"Every single one of them knew exactly what they were doing and that it was both against the law and wrong," Murphy says. "The mental health community wants to shift the emphasis to a set of factors other than the person's own accountability."
Murphy disagrees with the seven categories of shoplifters as well, saying that there are two types: "There's … somebody who happens to be in the store and gets the compulsion for some reason to steal something," he says. "Then there's organized crime."
The National Association for Shoplifting Prevention advocates handling the underlying issues that lead to shoplifting. "It's just like with a person arrested for a DWI," says Barbara Staib, director of communications for the NASP. "The courts send the driver to alcohol treatment courses to take care of the underlying behavior."
As with alcoholics, Staib says, it often takes an arrest and the court system to get a shoplifter into a treatment program. She says shoplifters should never be treated with kid gloves and it's in the retailer's best interest to stop them from stealing. "But putting them in jail just makes them better criminals," she says.
Drawbacks to LP efforts
In most states, special merchant acts allow retailers to detain shoplifters and search them until the police arrive; some states even allow retailers to collect a fine on the spot and pursue a civil lawsuit. But civil rights advocates have questioned the legitimacy of these state laws.
"If a store owner says he'll call the police unless you pay up, that's extortion, that's illegal," New York City community advocate Steven Wong told The New York Times in 2010. "And putting up pictures in public, calling someone a thief who has never even been formally charged, that's a violation of their civil rights."
There's also the possibility of LP tactics backfiring. Murphy was called as a forensic witness in a major retailer civil suit. "The loss prevention team was watching this young lady in the bra department," he says. "She went into the dressing room with four bras. She came out with what they thought was three. They sent an LP person into the dressing room and didn't find an empty hanger."

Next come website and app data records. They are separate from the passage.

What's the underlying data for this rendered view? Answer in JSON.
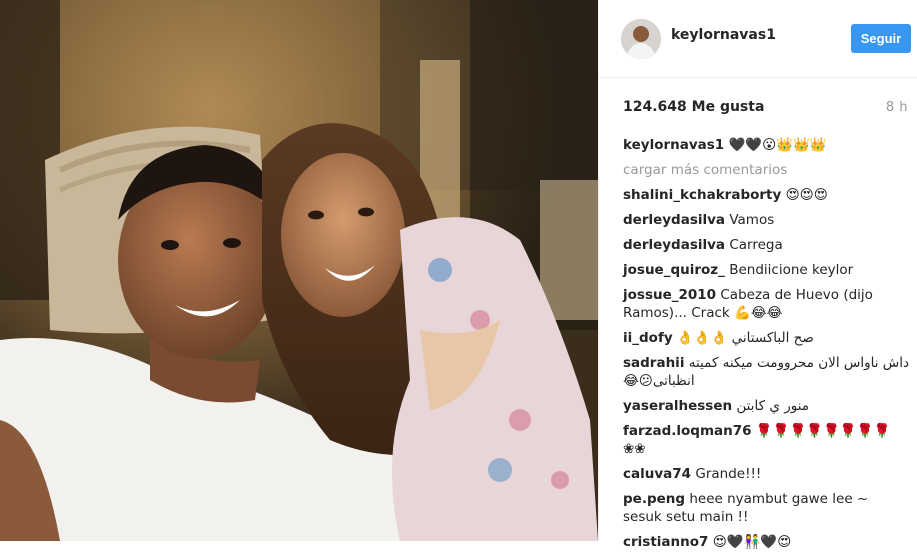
{
  "post": {
    "username": "keylornavas1",
    "follow_label": "Seguir",
    "likes": "124.648 Me gusta",
    "time": "8 h"
  },
  "caption": {
    "username": "keylornavas1",
    "text": "🖤🖤😮👑👑👑"
  },
  "load_more": "cargar más comentarios",
  "comments": [
    {
      "user": "shalini_kchakraborty",
      "text": "😍😍😍"
    },
    {
      "user": "derleydasilva",
      "text": "Vamos"
    },
    {
      "user": "derleydasilva",
      "text": "Carrega"
    },
    {
      "user": "josue_quiroz_",
      "text": "Bendiicione keylor"
    },
    {
      "user": "jossue_2010",
      "text": "Cabeza de Huevo (dijo Ramos)... Crack 💪😂😂"
    },
    {
      "user": "ii_dofy",
      "text": "صح الباكستاني 👌👌👌"
    },
    {
      "user": "sadrahii",
      "text": "داش ناواس الان محروومت میکنه کمیته انظباتی😕😂"
    },
    {
      "user": "yaseralhessen",
      "text": "منور ي كابتن"
    },
    {
      "user": "farzad.loqman76",
      "text": "🌹🌹🌹🌹🌹🌹🌹🌹 ❀❀"
    },
    {
      "user": "caluva74",
      "text": "Grande!!!"
    },
    {
      "user": "pe.peng",
      "text": "heee nyambut gawe lee ~ sesuk setu main !!"
    },
    {
      "user": "cristianno7",
      "text": "😍🖤👫🖤😍"
    }
  ]
}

After the woman put three bras back on the rack, the LP crew detained her, called the police and "made her pull up her dress and show her bra," Murphy says.
The woman sued the retailer and won. Cases like this are rare, Murphy says, stressing the need for retailers to be responsible for their own security instead of relying on local police departments. "If I've got a video of you stealing four pairs of jeans and I call the police and I say, 'Here's the video' … it goes to a detective [with] 500 other cases," he says.
The most underrated retail thieves are employees, Murphy says, and they steal because management lets them. Lack of cash register accountability, policies and procedures about parking and cleaning schedules make the difference in employee theft, he says. "Most retailers have those [policies and procedures]. However, if you have them and you're not enforcing them, employees quickly understand that you are not a manager who is going to enforce policy. That gives them the opportunity.
"There are fewer people who commit employee theft," he says, "but they steal much more than the shoplifters."